£1m fundraising milestone for Paisley Museum’s redevelopment

Image: A design for the external extension and garden at Paisley Museum (AL_A)

Support from charitable trusts and foundations, alongside anonymous donors, brings the £45m transformation of the museum a step closer to reality.

The redesign of the Paisley Museum has recently had a boost as it reports a fundraising milestone of £1 million.

The Paisley Museum Reimagined Ltd charity is raising the final money needed to complete the £45m transformation of the museum into what is hoped to become a “world-class visitor destination”.

The more-than £1m so far raised by the charity includes six-figure support from charitable trusts including a pledge of £300k from the Garfield Weston Foundation and confirmed funding from the Hugh Fraser Foundation of £250k, £200k from the Wolfson Foundation, and £100k from the Reo Stakis Charitable Foundation.

Other supporters include the William Syson Foundation, the Kuenssberg Charitable Foundation, the Robert Barr Charitable Trust and the Turtleton Charitable Trust, as well as donations from anonymous individual donors.

Renfrewshire Council is providing more than half the total project funding, with seven-figure contributions already secured from National Lottery Heritage Fund, the Scottish Government (directly and through their Regeneration Capital Grant Fund), and Historic Environment Scotland.

The Paisley Museum Reimagined fundraising campaign is being led by the council, and is now switching focus towards donations from individuals and corporate organisations.

The work will restore the museum buildings – including the oldest public observatory in Scotland – while adding a new wing, accessible entrance and outdoor terraced garden.

The physical space will also provide a community hub, where people can explore the museum and a range of other creative activities.

The project will double the number of items on display from the town’s collections, with a wide range of community groups heavily involved in a co-production approach to reinterpreting how those collections will be displayed.
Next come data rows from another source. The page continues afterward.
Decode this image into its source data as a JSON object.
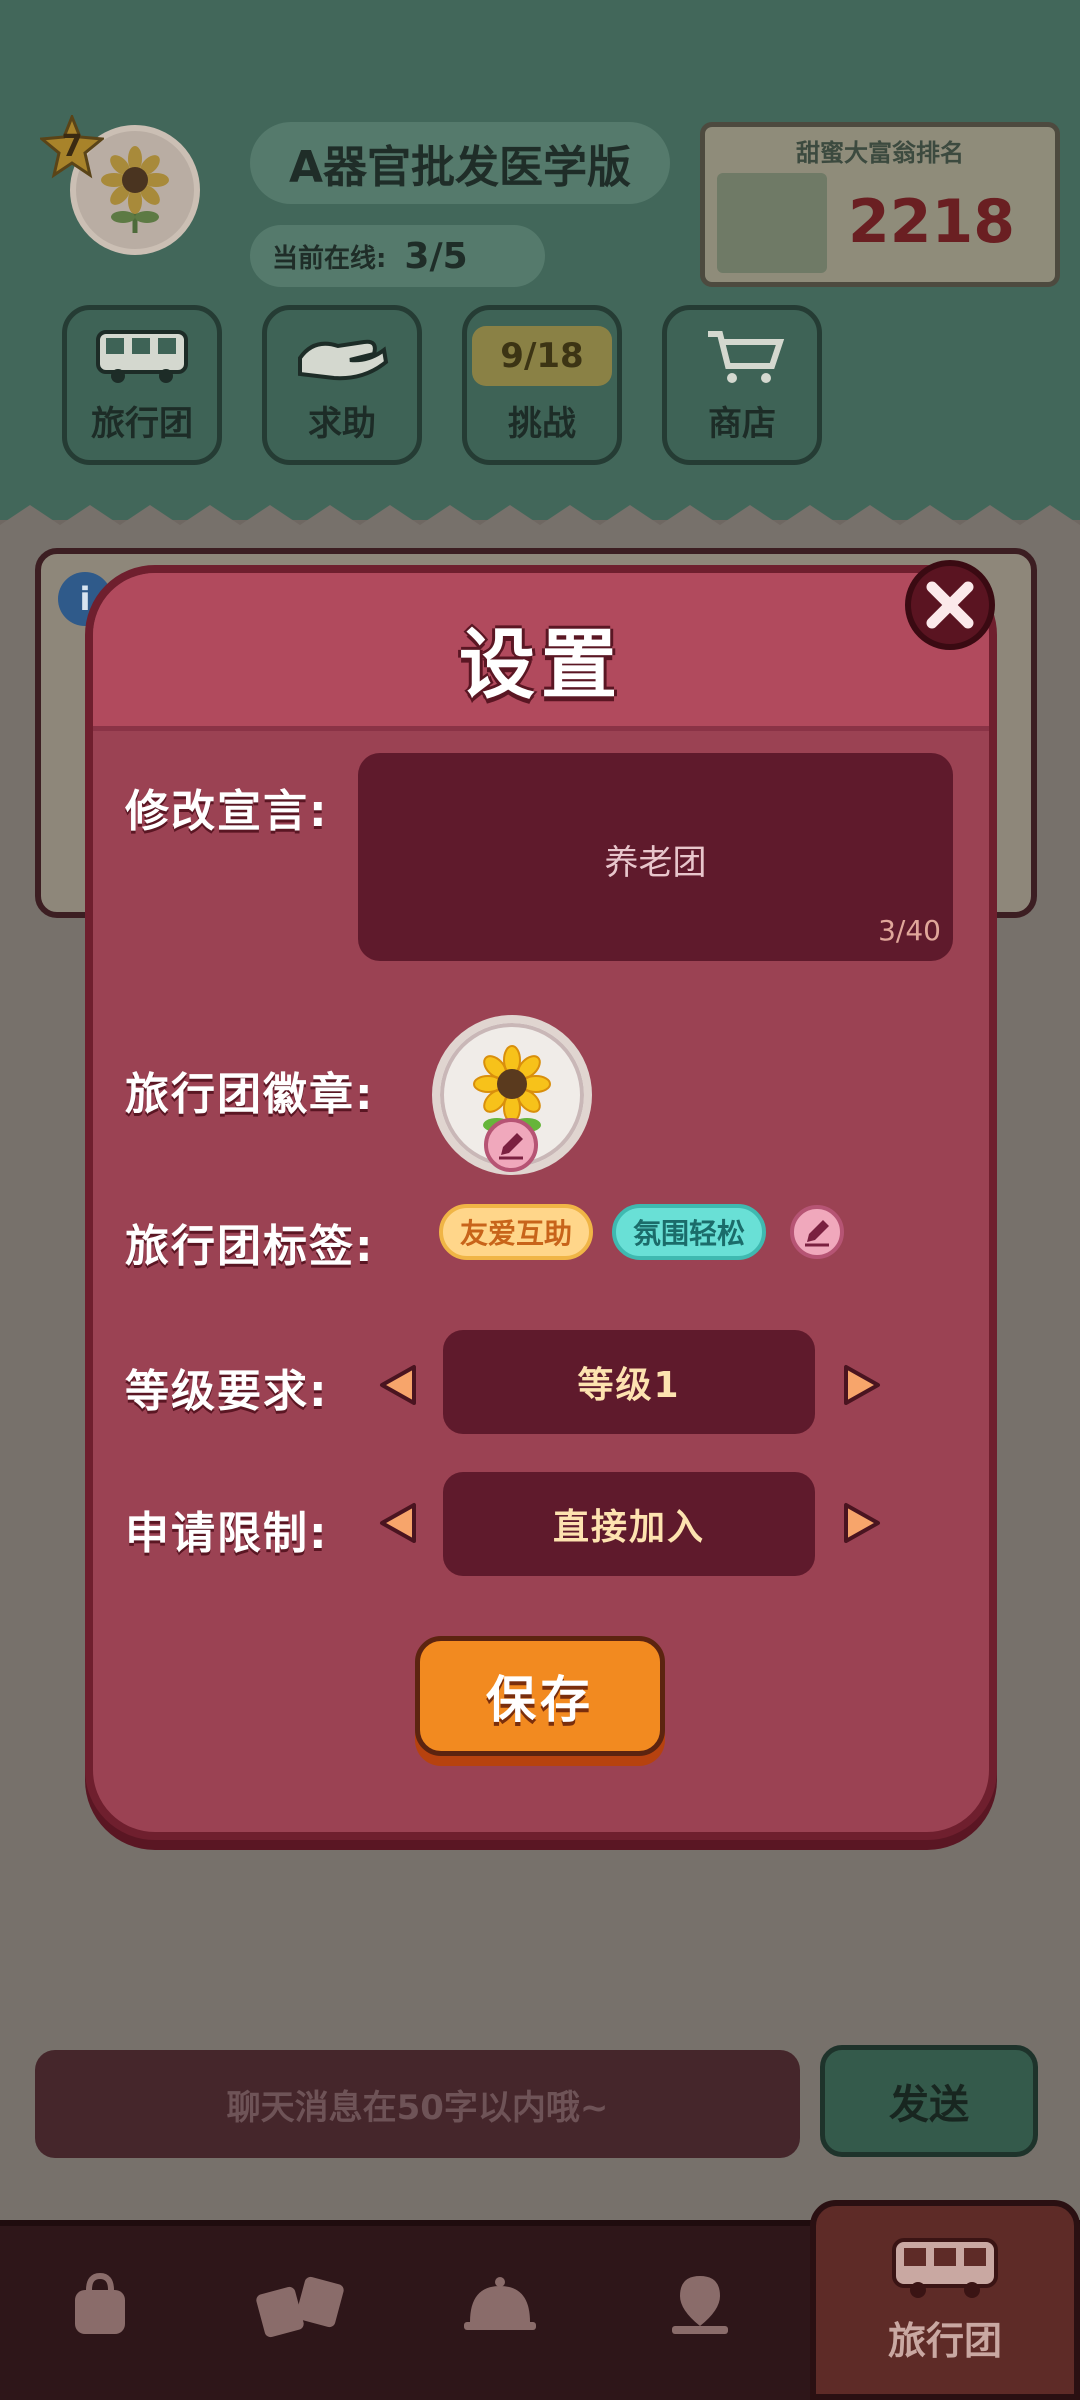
{
  "background": {
    "team": {
      "level": "7",
      "name": "A器官批发医学版",
      "online_label": "当前在线:",
      "online_count": "3/5"
    },
    "rank_board": {
      "title": "甜蜜大富翁排名",
      "value": "2218"
    },
    "nav": [
      {
        "label": "旅行团",
        "icon": "bus-icon"
      },
      {
        "label": "求助",
        "icon": "helping-hand-icon"
      },
      {
        "label": "挑战",
        "icon": "challenge-counter",
        "badge": "9/18"
      },
      {
        "label": "商店",
        "icon": "cart-icon"
      }
    ],
    "chat": {
      "placeholder": "聊天消息在50字以内哦~",
      "send_label": "发送"
    },
    "bottom_tabs": [
      {
        "icon": "bag-icon"
      },
      {
        "icon": "cards-icon"
      },
      {
        "icon": "service-bell-icon"
      },
      {
        "icon": "map-pin-icon"
      },
      {
        "icon": "bus-icon",
        "label": "旅行团",
        "active": true
      }
    ]
  },
  "modal": {
    "title": "设置",
    "slogan": {
      "label": "修改宣言:",
      "value": "养老团",
      "count": "3/40"
    },
    "badge": {
      "label": "旅行团徽章:",
      "icon": "sunflower-icon"
    },
    "tags": {
      "label": "旅行团标签:",
      "items": [
        "友爱互助",
        "氛围轻松"
      ]
    },
    "level_requirement": {
      "label": "等级要求:",
      "value": "等级1"
    },
    "apply_limit": {
      "label": "申请限制:",
      "value": "直接加入"
    },
    "save_label": "保存"
  },
  "colors": {
    "modal_bg": "#9b4253",
    "modal_border": "#6f1f2e",
    "field_bg": "#5f1a2c",
    "save_button": "#f28a20",
    "tag_yellow": "#ffd68a",
    "tag_teal": "#69e0d6"
  }
}
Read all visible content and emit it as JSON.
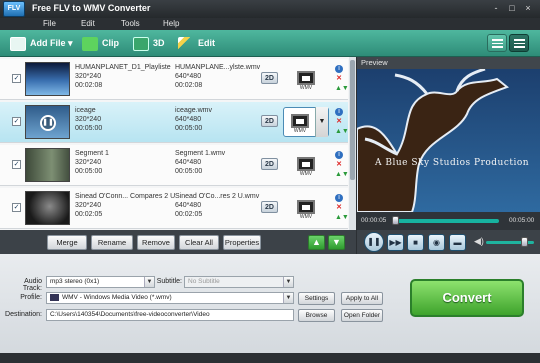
{
  "window": {
    "title": "Free FLV to WMV Converter",
    "icon_text": "FLV",
    "controls": [
      "-",
      "□",
      "×"
    ]
  },
  "menu": [
    "File",
    "Edit",
    "Tools",
    "Help"
  ],
  "toolbar": {
    "add_file": "Add File",
    "clip": "Clip",
    "three_d": "3D",
    "edit": "Edit",
    "colors": {
      "bar": "#3ea28a",
      "clip_icon": "#5ed35e",
      "3d_icon": "#3aa66c"
    }
  },
  "files": [
    {
      "checked": true,
      "source_name": "HUMANPLANET_D1_Playliste",
      "source_res": "320*240",
      "source_dur": "00:02:08",
      "out_name": "HUMANPLANE...ylste.wmv",
      "out_res": "640*480",
      "out_dur": "00:02:08",
      "mode": "2D",
      "format": "WMV"
    },
    {
      "checked": true,
      "source_name": "iceage",
      "source_res": "320*240",
      "source_dur": "00:05:00",
      "out_name": "iceage.wmv",
      "out_res": "640*480",
      "out_dur": "00:05:00",
      "mode": "2D",
      "format": "WMV"
    },
    {
      "checked": true,
      "source_name": "Segment 1",
      "source_res": "320*240",
      "source_dur": "00:05:00",
      "out_name": "Segment 1.wmv",
      "out_res": "640*480",
      "out_dur": "00:05:00",
      "mode": "2D",
      "format": "WMV"
    },
    {
      "checked": true,
      "source_name": "Sinead O'Conn... Compares 2 U",
      "source_res": "320*240",
      "source_dur": "00:02:05",
      "out_name": "Sinead O'Co...res 2 U.wmv",
      "out_res": "640*480",
      "out_dur": "00:02:05",
      "mode": "2D",
      "format": "WMV"
    }
  ],
  "actions": {
    "merge": "Merge",
    "rename": "Rename",
    "remove": "Remove",
    "clear_all": "Clear All",
    "properties": "Properties",
    "up": "▲",
    "down": "▼"
  },
  "preview": {
    "header": "Preview",
    "caption": "A Blue Sky Studios Production",
    "time_current": "00:00:05",
    "time_total": "00:05:00",
    "progress": 0.02,
    "volume": 0.8
  },
  "settings": {
    "audio_track_label": "Audio Track:",
    "audio_track_value": "mp3 stereo (0x1)",
    "subtitle_label": "Subtitle:",
    "subtitle_value": "No Subtitle",
    "profile_label": "Profile:",
    "profile_value": "WMV - Windows Media Video (*.wmv)",
    "settings_btn": "Settings",
    "apply_all_btn": "Apply to All",
    "destination_label": "Destination:",
    "destination_value": "C:\\Users\\140354\\Documents\\free-videoconverter\\Video",
    "browse_btn": "Browse",
    "open_folder_btn": "Open Folder",
    "convert_btn": "Convert"
  }
}
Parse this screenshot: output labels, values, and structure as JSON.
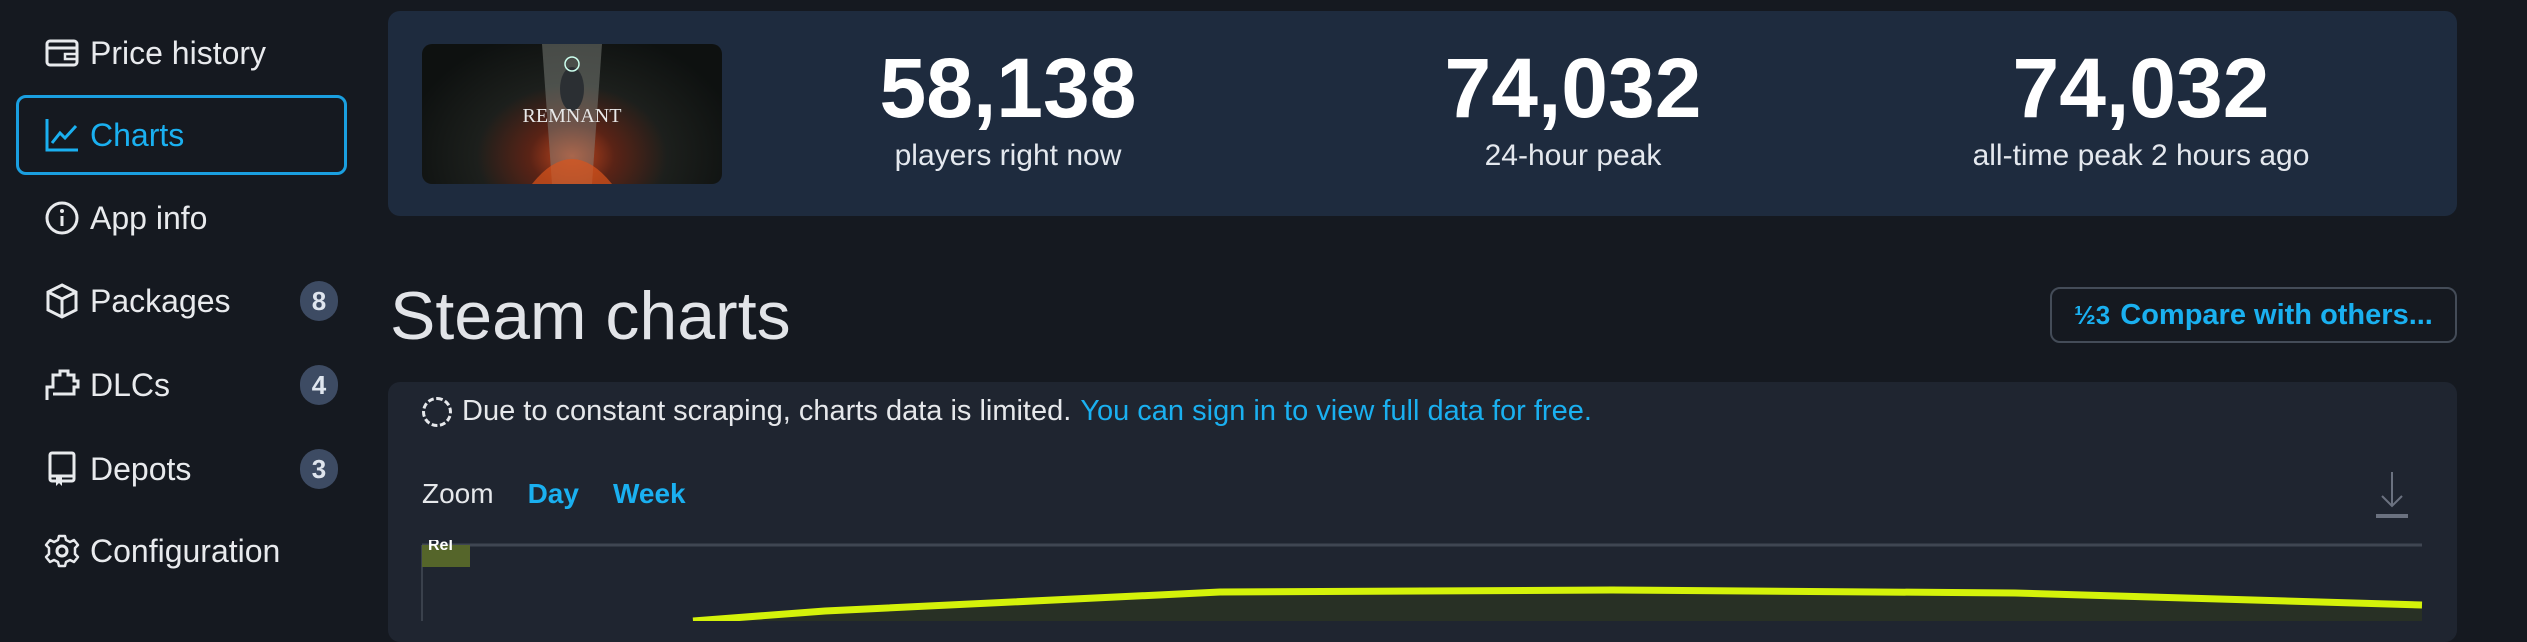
{
  "sidebar": {
    "items": [
      {
        "label": "Price history",
        "icon": "wallet-icon"
      },
      {
        "label": "Charts",
        "icon": "chart-line-icon",
        "active": true
      },
      {
        "label": "App info",
        "icon": "info-icon"
      },
      {
        "label": "Packages",
        "icon": "box-icon",
        "badge": "8"
      },
      {
        "label": "DLCs",
        "icon": "puzzle-icon",
        "badge": "4"
      },
      {
        "label": "Depots",
        "icon": "book-icon",
        "badge": "3"
      },
      {
        "label": "Configuration",
        "icon": "gear-icon"
      }
    ]
  },
  "header_card": {
    "game_logo_text": "REMNANT",
    "stats": [
      {
        "value": "58,138",
        "label": "players right now"
      },
      {
        "value": "74,032",
        "label": "24-hour peak"
      },
      {
        "value": "74,032",
        "label": "all-time peak 2 hours ago"
      }
    ]
  },
  "page_title": "Steam charts",
  "compare_button": {
    "icon_text": "½3",
    "label": "Compare with others..."
  },
  "chart_panel": {
    "notice": "Due to constant scraping, charts data is limited.",
    "notice_link": "You can sign in to view full data for free.",
    "zoom_label": "Zoom",
    "zoom_options": [
      "Day",
      "Week"
    ],
    "release_flag": "Rel",
    "line_color": "#d4f20a",
    "accent": "#1ab0f0"
  }
}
Paul Ramsbottom, chief executive of the Wolfson Foundation said: “We hope Wolfson grants act as a catalyst for further investment and offer our congratulations to the museum on reaching this fundraising milestone in support of a project that will help to connect more people with the town’s fascinating and important heritage.”